*** Begin section ***
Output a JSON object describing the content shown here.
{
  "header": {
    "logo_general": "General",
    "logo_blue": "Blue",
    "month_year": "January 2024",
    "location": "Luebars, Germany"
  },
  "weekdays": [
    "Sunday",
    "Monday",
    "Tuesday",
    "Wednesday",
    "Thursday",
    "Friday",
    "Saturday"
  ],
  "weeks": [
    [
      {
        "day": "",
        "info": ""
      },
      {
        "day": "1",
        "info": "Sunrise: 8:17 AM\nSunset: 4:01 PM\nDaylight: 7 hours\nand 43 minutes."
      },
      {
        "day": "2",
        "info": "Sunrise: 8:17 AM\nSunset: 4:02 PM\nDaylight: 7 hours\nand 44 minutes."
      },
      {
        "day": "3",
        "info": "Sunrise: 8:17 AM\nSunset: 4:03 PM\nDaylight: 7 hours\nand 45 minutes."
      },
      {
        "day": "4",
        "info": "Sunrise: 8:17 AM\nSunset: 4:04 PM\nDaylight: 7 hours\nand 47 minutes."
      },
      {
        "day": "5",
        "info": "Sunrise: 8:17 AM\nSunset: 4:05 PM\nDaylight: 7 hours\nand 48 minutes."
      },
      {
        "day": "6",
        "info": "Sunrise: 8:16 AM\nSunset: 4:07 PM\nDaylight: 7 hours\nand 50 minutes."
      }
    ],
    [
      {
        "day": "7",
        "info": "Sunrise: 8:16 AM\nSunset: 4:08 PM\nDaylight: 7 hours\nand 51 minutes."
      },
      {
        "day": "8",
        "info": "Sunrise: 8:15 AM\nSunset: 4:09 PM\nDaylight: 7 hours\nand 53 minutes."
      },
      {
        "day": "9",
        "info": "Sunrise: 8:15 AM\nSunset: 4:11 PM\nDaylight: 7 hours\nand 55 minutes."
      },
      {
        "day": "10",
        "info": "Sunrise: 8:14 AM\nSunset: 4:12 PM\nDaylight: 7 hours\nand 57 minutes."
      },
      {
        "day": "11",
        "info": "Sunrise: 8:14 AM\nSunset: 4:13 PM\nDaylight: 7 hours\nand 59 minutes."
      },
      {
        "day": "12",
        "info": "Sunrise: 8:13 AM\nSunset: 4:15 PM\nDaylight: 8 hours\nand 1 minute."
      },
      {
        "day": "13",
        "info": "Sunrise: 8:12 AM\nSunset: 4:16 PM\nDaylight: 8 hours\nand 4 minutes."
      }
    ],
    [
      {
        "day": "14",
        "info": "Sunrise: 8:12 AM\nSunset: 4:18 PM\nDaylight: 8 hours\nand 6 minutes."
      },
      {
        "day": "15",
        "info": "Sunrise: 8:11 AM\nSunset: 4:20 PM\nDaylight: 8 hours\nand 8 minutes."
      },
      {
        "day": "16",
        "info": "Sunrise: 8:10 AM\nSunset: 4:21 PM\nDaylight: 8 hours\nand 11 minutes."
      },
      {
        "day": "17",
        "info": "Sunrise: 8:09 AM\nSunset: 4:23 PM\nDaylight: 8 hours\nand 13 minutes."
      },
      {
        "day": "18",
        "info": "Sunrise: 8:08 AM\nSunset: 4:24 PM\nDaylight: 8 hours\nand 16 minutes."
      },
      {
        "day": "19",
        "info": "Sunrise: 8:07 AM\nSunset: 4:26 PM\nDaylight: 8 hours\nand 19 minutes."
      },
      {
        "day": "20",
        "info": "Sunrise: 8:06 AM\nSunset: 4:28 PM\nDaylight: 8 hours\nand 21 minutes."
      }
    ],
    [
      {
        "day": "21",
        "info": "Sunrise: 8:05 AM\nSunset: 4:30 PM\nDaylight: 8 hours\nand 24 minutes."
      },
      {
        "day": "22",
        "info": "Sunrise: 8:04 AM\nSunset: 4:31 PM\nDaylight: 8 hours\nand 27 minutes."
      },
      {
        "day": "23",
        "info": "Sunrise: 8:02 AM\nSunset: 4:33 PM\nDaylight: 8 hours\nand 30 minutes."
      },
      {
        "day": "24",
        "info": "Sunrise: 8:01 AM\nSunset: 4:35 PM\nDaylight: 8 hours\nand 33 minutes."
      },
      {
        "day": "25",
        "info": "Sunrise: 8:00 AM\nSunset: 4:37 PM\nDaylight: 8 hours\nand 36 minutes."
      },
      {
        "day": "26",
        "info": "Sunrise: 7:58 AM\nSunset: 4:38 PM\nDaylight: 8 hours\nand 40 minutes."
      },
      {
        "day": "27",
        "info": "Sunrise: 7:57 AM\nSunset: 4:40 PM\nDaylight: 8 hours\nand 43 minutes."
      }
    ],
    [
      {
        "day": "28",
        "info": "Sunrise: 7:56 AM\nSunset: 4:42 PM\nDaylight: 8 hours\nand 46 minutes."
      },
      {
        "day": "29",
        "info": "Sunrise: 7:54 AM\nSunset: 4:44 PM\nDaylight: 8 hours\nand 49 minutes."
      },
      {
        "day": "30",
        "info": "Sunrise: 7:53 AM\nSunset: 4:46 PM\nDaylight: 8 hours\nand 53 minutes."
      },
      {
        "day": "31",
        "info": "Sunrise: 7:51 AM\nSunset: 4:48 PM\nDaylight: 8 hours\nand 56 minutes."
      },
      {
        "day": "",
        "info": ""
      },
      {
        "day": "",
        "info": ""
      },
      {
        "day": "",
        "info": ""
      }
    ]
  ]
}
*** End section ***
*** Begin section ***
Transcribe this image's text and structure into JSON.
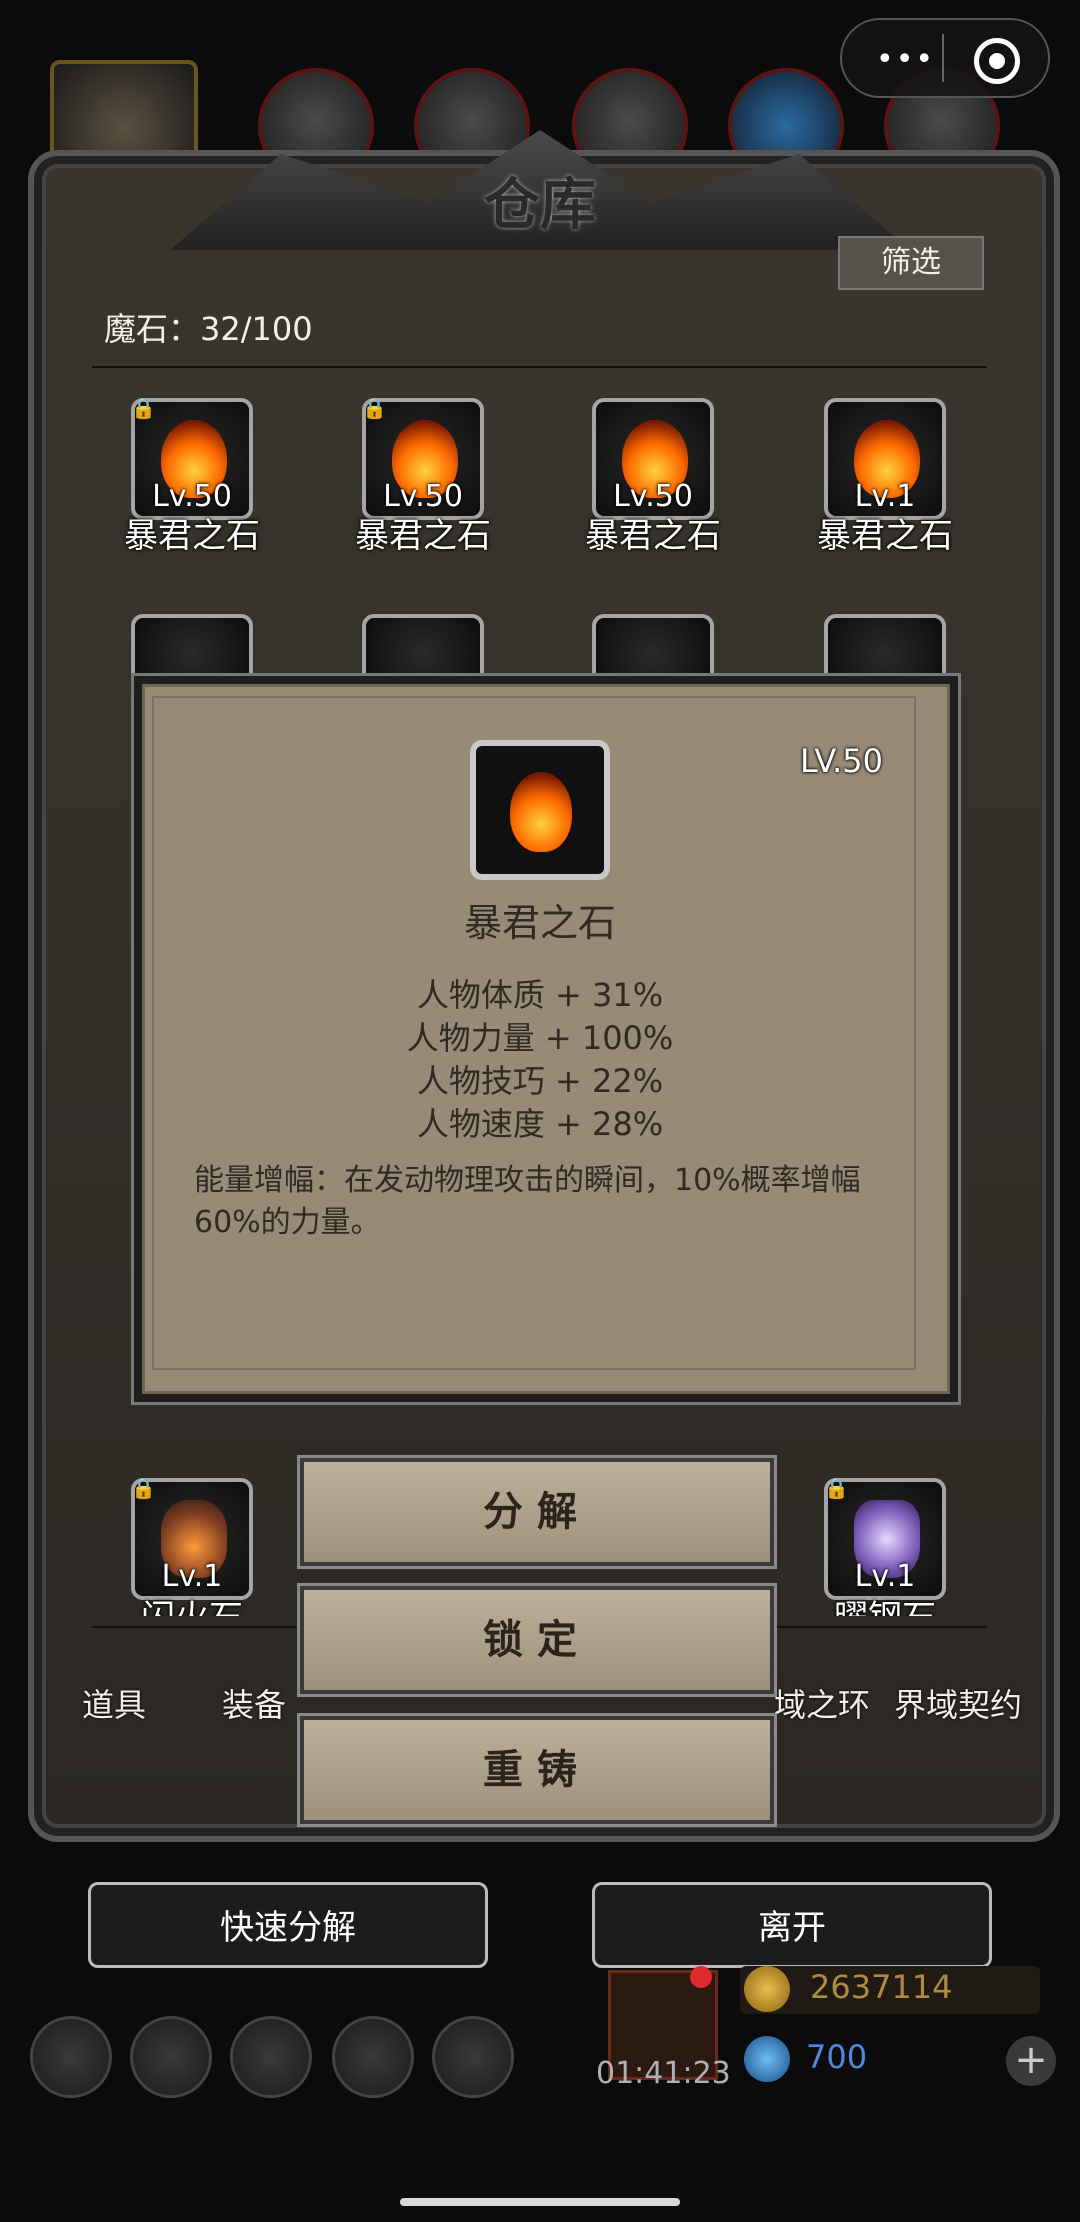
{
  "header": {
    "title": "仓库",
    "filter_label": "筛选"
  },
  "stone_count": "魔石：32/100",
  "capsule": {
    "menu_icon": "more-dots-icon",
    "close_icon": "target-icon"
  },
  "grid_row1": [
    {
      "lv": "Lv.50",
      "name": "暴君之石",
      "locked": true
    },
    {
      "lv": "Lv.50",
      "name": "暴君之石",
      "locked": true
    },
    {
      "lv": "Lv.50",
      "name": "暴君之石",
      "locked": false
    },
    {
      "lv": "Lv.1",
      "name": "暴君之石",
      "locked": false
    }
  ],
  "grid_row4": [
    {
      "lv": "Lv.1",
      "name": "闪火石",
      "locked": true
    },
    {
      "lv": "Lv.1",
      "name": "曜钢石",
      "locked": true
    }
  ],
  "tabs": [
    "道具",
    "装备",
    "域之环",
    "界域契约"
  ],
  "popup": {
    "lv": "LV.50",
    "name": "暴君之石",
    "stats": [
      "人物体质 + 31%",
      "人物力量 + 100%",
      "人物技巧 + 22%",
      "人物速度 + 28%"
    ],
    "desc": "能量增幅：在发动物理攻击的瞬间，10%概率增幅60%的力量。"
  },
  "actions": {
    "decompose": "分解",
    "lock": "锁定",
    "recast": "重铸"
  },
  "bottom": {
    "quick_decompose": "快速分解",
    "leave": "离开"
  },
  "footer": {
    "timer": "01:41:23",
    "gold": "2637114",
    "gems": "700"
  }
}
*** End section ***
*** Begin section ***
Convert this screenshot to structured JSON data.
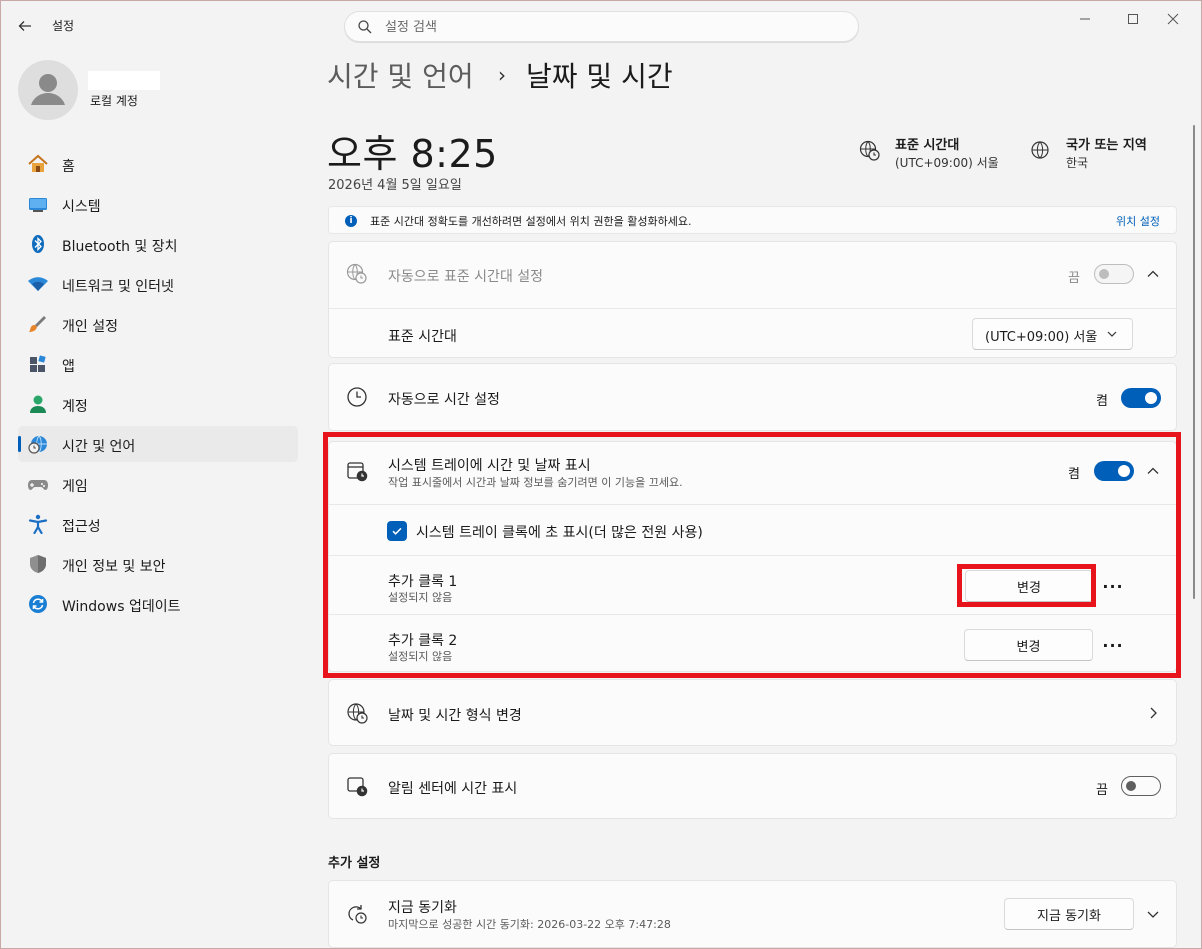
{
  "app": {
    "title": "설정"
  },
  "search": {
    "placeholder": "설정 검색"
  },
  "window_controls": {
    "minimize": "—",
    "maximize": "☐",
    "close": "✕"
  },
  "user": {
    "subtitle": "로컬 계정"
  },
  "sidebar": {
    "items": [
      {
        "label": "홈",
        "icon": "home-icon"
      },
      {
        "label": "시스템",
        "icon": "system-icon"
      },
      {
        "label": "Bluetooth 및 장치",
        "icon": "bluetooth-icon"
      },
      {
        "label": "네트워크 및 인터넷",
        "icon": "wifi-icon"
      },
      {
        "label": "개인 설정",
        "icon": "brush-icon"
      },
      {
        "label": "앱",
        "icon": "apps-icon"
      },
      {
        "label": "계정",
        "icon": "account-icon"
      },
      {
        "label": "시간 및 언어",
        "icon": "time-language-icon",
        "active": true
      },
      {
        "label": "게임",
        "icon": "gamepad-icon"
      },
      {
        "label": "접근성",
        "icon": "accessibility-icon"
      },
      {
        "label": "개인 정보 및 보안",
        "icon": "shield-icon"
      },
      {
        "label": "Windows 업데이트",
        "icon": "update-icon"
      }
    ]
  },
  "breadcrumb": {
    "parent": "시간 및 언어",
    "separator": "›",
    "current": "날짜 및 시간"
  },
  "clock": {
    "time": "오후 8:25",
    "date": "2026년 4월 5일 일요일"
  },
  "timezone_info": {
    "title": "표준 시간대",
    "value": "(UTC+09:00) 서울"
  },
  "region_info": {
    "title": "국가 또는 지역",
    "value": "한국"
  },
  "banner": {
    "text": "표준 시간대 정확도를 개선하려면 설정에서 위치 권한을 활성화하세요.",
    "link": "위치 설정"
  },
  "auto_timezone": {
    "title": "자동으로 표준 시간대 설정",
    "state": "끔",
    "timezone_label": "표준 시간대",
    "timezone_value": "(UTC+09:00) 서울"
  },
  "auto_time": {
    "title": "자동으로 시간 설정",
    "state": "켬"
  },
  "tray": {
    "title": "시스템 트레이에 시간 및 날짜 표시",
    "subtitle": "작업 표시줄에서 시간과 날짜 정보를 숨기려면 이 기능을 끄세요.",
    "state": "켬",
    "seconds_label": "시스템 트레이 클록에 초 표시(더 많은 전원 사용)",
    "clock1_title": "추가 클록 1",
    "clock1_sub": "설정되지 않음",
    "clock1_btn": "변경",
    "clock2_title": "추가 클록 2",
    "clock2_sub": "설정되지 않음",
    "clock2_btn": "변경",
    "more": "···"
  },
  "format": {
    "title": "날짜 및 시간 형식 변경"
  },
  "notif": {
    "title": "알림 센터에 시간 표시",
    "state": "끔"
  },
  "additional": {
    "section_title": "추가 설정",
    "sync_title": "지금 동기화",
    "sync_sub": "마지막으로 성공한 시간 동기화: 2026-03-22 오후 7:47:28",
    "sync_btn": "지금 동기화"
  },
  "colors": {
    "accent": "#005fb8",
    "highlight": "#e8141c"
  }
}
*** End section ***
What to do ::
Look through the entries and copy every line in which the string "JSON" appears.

Exercise solution ::
Output a JSON object describing the content shown here.
Transcribe this image's text and structure into JSON.
Convert this screenshot to structured JSON data.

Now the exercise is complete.